“Beware the hobby that eats.”-Benjamin Franklin 

For many modern circus performers the ‘career’ starts out as a hobby; An interesting and enjoyable way to spend a few hours a week. Over time the passion and obsession creeps in and before you know it you’re filling in your first self-employed tax return and cursing the day you passed on a ‘proper job’.

I’ve never really thought about the transition from hobbyist to professional. I’m sure for some there comes a time when they say “right I’m going to make my living from this”, and go on to do so. But for must of us it’s a gradual incline (or decline depending on how things are going!) which we hardly notice.

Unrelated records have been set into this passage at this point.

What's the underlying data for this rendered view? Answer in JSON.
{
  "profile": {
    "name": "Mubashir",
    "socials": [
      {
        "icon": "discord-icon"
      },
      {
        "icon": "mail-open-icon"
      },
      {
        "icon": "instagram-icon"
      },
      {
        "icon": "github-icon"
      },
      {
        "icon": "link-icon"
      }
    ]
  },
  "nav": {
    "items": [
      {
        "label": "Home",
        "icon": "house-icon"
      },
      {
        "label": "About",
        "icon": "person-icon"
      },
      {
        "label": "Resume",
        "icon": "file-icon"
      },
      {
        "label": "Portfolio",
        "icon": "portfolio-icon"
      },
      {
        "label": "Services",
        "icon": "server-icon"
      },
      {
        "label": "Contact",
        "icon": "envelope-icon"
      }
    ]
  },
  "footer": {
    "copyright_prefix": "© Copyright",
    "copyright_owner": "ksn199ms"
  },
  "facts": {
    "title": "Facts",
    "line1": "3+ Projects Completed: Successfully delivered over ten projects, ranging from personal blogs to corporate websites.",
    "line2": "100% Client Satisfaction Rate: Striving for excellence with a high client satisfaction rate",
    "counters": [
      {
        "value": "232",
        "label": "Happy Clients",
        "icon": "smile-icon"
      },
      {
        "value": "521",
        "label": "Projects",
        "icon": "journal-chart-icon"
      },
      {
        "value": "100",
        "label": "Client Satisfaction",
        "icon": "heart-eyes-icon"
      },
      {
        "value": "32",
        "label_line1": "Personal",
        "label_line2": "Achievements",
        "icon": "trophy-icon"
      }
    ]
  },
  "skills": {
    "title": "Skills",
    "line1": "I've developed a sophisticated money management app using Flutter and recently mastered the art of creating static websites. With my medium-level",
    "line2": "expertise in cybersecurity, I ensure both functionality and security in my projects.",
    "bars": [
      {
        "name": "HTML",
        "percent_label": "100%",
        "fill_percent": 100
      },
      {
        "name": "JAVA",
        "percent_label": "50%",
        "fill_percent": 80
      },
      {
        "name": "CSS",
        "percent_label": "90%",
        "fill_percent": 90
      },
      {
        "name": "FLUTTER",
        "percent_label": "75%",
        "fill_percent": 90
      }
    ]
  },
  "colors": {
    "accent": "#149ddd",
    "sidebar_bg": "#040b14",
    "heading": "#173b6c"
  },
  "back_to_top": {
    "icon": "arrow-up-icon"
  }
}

Occasionally important choices will come our way and remind us that this is more than ‘just a hobby’. Whether it’s applying for circus school, dealing with a serious injury or taking a 12 month contract away from home these difficult choices are not often faced by a hobbyist.

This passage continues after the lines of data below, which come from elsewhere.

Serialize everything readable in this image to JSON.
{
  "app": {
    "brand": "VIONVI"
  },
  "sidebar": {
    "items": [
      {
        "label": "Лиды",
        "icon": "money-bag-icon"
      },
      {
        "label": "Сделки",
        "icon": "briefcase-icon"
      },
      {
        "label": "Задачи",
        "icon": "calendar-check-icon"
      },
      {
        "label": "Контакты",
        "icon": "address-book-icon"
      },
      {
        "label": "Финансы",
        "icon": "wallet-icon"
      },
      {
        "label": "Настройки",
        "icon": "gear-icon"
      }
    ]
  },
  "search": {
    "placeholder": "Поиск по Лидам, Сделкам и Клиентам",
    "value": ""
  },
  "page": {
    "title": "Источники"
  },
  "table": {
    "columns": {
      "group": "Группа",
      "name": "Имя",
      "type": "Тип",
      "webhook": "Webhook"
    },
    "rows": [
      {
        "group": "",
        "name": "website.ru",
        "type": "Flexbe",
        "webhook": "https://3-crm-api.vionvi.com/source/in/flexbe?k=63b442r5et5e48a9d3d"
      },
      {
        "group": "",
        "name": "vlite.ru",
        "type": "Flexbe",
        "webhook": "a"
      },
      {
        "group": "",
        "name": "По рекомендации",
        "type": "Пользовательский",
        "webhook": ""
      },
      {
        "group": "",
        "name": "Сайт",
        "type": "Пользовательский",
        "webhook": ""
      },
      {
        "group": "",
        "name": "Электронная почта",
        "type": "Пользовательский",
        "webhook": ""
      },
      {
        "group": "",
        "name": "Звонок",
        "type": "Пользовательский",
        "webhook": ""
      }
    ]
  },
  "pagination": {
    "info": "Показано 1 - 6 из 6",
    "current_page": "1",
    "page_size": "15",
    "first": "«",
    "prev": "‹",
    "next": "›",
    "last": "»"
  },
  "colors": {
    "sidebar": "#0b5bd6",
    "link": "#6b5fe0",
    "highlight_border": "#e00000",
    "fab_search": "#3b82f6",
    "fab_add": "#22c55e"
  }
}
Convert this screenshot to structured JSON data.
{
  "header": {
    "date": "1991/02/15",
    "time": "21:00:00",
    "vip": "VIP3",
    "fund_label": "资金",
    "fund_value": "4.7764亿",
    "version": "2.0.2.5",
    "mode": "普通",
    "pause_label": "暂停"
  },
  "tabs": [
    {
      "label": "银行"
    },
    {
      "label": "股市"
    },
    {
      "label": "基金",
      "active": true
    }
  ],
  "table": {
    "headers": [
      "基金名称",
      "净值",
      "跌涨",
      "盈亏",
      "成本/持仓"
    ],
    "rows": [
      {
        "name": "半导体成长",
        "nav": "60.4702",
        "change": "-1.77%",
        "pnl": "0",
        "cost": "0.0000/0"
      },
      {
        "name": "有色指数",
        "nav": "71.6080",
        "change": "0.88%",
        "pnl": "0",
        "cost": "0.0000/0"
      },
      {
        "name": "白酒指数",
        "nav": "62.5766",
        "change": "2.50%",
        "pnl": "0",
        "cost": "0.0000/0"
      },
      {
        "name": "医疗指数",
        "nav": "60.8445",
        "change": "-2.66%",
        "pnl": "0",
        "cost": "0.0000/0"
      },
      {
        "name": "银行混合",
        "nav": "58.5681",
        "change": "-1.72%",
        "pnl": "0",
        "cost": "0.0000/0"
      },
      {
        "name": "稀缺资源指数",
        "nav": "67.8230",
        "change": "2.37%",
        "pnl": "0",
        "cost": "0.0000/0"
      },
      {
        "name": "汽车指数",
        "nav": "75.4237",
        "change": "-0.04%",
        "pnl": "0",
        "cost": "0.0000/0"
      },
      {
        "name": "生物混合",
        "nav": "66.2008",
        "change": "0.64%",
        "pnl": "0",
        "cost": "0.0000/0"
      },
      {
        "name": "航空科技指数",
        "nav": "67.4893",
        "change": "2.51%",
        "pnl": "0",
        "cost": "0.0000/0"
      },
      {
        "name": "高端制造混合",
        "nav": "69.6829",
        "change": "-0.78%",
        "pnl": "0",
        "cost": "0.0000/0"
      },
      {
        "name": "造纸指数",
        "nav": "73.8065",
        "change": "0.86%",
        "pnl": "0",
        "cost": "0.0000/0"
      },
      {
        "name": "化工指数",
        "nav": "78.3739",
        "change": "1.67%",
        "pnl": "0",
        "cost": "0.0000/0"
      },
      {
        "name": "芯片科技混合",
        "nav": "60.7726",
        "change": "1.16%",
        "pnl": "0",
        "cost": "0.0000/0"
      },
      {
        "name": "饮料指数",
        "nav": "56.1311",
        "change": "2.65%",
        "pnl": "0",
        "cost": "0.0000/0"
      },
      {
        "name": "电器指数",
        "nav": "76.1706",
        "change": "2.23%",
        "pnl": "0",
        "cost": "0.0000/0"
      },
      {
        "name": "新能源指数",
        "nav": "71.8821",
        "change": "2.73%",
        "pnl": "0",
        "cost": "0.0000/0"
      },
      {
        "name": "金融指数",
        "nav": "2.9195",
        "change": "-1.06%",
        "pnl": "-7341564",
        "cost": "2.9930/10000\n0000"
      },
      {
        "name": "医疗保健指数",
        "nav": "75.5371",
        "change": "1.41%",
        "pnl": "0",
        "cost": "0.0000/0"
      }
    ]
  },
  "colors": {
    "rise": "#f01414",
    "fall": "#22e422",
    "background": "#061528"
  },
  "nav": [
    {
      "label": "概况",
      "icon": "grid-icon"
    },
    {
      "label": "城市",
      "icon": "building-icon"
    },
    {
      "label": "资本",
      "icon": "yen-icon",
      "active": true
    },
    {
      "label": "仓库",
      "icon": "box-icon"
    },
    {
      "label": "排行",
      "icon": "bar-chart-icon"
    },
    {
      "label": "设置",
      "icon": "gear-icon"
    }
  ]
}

I believe a hobby can (and should) be almost always ‘fun’ but a career is (and should be) challenging.

Does trying to pries a living from an ex-hobby take the enjoyment out of the work? Possibly. From my own standpoint I still love playing with objects, getting on stage, sharing the few good ideas I have with the world and getting a reaction and connection with an audience. I hope that if there comes a time when I don’t enjoy performing then I will change what/how I do it or move onto a new profession.

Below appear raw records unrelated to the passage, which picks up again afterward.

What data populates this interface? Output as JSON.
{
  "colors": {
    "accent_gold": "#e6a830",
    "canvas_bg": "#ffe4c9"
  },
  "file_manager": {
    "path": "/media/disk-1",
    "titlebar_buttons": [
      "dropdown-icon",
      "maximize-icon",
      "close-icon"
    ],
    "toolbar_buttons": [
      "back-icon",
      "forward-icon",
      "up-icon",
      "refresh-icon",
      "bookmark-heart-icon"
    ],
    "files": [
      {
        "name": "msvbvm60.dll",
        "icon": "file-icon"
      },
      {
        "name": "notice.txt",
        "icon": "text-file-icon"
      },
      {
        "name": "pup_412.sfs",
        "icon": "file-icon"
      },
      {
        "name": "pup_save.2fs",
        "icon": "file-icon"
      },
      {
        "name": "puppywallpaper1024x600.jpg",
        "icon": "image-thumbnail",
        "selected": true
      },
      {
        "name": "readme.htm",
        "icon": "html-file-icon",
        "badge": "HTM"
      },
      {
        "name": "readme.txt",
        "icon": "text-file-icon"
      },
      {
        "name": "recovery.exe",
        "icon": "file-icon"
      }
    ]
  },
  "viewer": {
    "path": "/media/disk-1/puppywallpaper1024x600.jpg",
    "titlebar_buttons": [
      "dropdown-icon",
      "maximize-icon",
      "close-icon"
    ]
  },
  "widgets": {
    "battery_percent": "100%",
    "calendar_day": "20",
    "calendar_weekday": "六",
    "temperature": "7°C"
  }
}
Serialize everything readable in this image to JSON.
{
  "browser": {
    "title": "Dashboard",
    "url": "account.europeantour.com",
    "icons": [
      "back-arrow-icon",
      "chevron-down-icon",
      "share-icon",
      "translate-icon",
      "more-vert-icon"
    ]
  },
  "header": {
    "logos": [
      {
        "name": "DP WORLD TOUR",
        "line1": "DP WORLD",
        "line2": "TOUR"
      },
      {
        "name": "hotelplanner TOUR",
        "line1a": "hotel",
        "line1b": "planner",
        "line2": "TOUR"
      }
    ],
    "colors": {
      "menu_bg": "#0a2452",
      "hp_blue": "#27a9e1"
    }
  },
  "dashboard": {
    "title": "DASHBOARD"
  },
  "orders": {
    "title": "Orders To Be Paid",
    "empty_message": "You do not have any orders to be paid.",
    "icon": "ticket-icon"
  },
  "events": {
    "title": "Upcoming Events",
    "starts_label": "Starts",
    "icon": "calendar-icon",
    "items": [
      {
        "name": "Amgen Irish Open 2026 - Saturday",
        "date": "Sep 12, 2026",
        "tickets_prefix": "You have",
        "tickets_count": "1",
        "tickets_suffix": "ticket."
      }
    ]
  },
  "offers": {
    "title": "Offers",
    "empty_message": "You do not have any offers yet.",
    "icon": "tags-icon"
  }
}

I still have to pinch myself from time to time, remind myself that I survive and even thrive (at times!) thanks to my hobby, my chosen profession.

Are there times you regret being a professional, do you aspire to be one or think your passion is best kept as a hobby? Love to hear from you on this one…

“I don’t enjoy it… (but) it’s a good career”

Just linking this up here, an article about young Las Vegas juggler Ty Tojo (“Fifield”): stepson (and student) of the great Dick Franco.


What I find of particular note is the following quote:
“I’m proud of it,” Fifield said of his juggling skills. “But I don’t enjoy it. It’s a good career, though.”